Task requirements:
Examine each line of the data. Copy those that contain the string "contributions".

*** Opening of Material provided ***

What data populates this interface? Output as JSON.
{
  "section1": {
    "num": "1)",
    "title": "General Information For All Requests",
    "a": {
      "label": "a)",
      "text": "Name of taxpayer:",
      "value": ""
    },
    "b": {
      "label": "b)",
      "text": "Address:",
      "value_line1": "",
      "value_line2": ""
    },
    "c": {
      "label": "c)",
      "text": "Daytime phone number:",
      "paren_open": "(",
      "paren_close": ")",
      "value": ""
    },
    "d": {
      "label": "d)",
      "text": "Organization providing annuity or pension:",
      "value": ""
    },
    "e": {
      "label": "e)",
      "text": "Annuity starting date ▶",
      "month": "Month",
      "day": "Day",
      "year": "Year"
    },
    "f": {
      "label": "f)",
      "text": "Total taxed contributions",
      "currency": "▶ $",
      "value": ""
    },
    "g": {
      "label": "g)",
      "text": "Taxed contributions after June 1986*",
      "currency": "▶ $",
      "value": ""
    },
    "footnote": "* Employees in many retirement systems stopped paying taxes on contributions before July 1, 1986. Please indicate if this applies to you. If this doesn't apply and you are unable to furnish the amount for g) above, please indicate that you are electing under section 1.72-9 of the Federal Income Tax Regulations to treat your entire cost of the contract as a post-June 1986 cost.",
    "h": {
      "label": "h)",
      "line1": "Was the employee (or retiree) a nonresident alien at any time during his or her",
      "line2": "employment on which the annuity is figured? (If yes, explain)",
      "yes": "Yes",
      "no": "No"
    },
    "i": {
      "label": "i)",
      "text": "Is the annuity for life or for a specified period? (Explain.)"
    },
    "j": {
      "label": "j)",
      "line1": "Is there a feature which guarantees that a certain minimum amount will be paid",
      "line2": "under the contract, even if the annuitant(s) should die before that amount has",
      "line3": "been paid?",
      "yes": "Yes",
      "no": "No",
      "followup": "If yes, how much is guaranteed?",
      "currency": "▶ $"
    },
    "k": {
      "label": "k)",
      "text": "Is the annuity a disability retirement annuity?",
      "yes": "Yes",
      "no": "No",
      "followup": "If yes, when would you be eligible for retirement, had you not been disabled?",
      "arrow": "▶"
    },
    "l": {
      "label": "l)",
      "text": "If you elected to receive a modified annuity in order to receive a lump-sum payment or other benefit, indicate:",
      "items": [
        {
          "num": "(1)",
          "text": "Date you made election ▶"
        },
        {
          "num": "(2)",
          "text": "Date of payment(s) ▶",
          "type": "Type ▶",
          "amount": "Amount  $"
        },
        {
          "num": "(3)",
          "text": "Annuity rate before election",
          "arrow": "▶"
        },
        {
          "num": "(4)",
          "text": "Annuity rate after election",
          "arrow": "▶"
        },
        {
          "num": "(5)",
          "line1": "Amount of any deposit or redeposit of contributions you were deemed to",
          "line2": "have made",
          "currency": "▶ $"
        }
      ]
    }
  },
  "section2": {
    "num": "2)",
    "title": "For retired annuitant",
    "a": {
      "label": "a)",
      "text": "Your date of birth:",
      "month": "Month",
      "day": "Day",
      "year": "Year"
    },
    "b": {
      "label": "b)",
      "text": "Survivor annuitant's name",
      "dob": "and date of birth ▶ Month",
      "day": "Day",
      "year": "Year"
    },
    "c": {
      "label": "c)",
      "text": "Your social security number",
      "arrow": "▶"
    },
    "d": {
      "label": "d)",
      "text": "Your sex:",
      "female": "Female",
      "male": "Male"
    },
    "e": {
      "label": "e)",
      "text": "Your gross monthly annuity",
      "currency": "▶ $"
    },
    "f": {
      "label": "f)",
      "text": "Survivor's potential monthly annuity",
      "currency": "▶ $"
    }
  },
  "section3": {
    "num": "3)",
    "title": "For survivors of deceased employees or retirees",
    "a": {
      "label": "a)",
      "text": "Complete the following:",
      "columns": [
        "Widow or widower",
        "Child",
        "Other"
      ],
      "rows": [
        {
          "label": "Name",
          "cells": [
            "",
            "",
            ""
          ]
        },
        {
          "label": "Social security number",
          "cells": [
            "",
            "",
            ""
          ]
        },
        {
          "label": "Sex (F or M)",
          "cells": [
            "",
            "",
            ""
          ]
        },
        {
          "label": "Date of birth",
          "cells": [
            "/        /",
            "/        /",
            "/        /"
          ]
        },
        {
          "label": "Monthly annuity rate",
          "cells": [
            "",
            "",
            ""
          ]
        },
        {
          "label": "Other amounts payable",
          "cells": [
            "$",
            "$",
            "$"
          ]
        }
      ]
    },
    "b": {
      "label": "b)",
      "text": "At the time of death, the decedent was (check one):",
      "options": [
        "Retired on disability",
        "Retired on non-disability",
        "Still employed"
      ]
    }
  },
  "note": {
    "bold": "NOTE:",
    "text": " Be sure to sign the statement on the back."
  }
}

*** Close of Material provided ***

Answer to this problem:
      "text": "Total taxed contributions",
      "text": "Taxed contributions after June 1986*",
    "footnote": "* Employees in many retirement systems stopped paying taxes on contributions before July 1, 1986. Please indicate if this applies to you. If this doesn't apply and you are unable to furnish the amount for g) above, please indicate that you are electing under section 1.72-9 of the Federal Income Tax Regulations to treat your entire cost of the contract as a post-June 1986 cost.",
          "line1": "Amount of any deposit or redeposit of contributions you were deemed to",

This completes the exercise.